Effective viral clearance studies remain one of the challenges facing manufacturers of biologics. These studies are an essential part of process validation and are critical to ensure drug safety. This article provides the basics of what you need to know when studying virus reduction of a chromatography step.
Several bioprocess steps contribute to viral clearance
To asses viral safety when validating a biomanufacturing process, you should study any step you claim to be reducing virus load. This assessment is usually done through a viral clearance study.
The results of the study are used as indirect evidence that the process can inactivate or remove viral contamination. Two types of biomanufacturing steps can provide viral reduction (Fig 1):
- Steps dedicated to virus inactivation or removal, such as pH treatment and heat treatment
- Steps contributing to viral clearance, such as chromatography steps dedicated to purifying the product, but with a potential to provide viral reduction
Fig 1. Overview of the typical steps that provide viral reduction in a downstream monoclonal antibody (mAb) manufacturing process.
Typical workflow for studying viral clearance of a chromatography step

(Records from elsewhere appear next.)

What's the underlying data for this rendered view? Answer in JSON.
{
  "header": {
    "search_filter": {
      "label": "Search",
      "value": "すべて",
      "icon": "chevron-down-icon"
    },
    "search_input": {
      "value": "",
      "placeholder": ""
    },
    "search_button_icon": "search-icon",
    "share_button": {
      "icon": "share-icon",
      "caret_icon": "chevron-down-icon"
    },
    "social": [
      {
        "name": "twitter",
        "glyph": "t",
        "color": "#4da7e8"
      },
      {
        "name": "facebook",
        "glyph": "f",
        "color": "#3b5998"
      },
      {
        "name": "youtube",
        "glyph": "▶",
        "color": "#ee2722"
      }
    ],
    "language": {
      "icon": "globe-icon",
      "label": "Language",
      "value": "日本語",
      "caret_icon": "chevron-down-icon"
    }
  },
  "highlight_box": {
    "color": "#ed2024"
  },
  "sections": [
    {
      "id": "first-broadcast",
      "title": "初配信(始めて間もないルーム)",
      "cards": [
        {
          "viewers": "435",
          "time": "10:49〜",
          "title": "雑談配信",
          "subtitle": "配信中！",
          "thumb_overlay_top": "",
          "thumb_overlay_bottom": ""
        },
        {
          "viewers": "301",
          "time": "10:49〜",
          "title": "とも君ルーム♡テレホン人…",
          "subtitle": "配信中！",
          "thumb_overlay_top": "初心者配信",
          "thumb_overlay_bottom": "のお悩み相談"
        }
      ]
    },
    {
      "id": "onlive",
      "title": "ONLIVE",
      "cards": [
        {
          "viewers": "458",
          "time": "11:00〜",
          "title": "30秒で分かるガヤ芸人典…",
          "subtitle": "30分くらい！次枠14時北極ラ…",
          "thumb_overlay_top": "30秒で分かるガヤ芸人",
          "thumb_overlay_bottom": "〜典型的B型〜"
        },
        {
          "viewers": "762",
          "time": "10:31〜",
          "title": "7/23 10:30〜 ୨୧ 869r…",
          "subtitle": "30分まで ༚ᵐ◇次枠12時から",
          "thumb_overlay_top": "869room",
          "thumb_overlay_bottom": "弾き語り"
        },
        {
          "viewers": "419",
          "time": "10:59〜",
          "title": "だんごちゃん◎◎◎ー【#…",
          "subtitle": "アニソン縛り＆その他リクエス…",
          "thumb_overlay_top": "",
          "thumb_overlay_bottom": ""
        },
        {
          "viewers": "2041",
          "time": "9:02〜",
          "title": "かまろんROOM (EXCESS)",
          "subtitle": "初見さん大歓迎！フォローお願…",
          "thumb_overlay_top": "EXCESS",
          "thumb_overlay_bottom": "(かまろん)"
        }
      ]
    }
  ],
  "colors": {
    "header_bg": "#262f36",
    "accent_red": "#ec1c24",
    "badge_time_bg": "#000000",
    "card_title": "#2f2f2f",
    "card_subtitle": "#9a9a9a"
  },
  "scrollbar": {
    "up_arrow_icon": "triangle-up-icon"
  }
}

Ensuring viral clearance is critical when designing a new process, when parameters are changed in an existing process, and at different stages of clinical trials. You should also ensure viral clearance when source materials, such as cell lines and growth factors, are changing (1).
The virus clearance study itself is quite straightforward. You spike the sample load with virus, run the chromatography step on a scale-down column, and document the ability to clear the spiked virus (Fig 2).
Fig 2.Simplified workflow for a viral clearance study of a chromatography step.
Viral clearance is defined as the difference between the total virus amount in the input sample and the product-containing fraction after purification. The viral reduction capability is often referred to as the log reduction value (LRV) of a process step (2). The total clearance capability of the process is the result of the viral reduction of all unit operations used.
Demands vary for different processes and products
When filing claims for viral clearance, you must define the unit operations used in the process steps that reduce viral contamination. The justification for, and the extent of, the required validation studies for these units are reviewed on a case-by-case basis as it varies depending on the manufacturing process and the type of product.
What is considered as sufficient viral clearance depends on the starting material, product indications, patient population, and dosage. A safety margin is calculated for each step and the minimal viral clearance required for each step must be documented.
Chromatography techniques contributing to viral clearance
Some of the most common chromatography steps can contribute to virus clearance. Examples are flow-through steps using anion exchange (AIEX) and multimodal AIEX chromatography. These techniques can offer log reductions in the size of 4 to 5 logs. Hydrophobic interaction chromatography (HIC) can often provide reductions in the same range (3).
Multimodal AIEX resins often display a high and robust viral clearance in a very broad pH and conductivity window (3). This is one of the reasons why you find this resin type included in many purification platforms.
Cation exchange (CIEX) and capture steps, like protein A affinity, also contribute to viral reduction. However, these techniques generally offer reductions in the size of 2 to 3 logs (2). Table 1 summarizes typical log reduction values for different chromatography techniques.
Table 1. Typical viral reductions observed for different chromatography techniques used in purification processes.
Typical viral reduction (log10)
||2 to 3
||4 to 5
|2 to 3
4 to 5
4 to 5
Conditions for scale-down studies
To demonstrate the minimal viral reduction a specific process step can provide, you often test the worst-case conditions.
Several critical variables affect viral clearance in chromatographic processes. These include studying the extremes of conditions such as pH, flow rates, and protein load. Changing these conditions give an indication of the viral reduction capabilities of the process.
For example, in the capture step of a mAb, the virus might interact with the target molecule and/or the chromatography resin. To analyze these interactions and to study viral reduction, you should vary process conditions in a relevant way.
Use a scale-down column format for viral clearance studies
Viral clearance studies are usually performed using a scale-down model. For example, you can use a small-scale chromatography column to mimic a large-scale step if the same bed height and flow velocity are used (Fig 3).
Fig 3. Illustration of how a small-scale chromatography column can be used in viral clearance scale-down studies.
Want to learn more? Read this blog post for tips on what to consider for chromatography scale-down studies.
- Jagschies, G. et al. Biopharmaceutical processing: Development, design and implementation of manufacturing processes, Elsevier, Edition 1, p. 1085–1087 (2017)
- Ruppach, H. Log10 Reduction Factors in Viral Clearance Studies, BioProcess. J., 12(4), 24–30 [Online] https://www.bioprocessingjournal.com/ (7 January 2014 posting date)
- Brown, M. R. et al. A step-wise approach to define binding mechanisms of surrogate viral particles to multi-modal anion exchange resin in a single rel="noopener noreferrer" solute system. Biotechnol. Bioeng., 114(7), p. 1487–1494 (2017)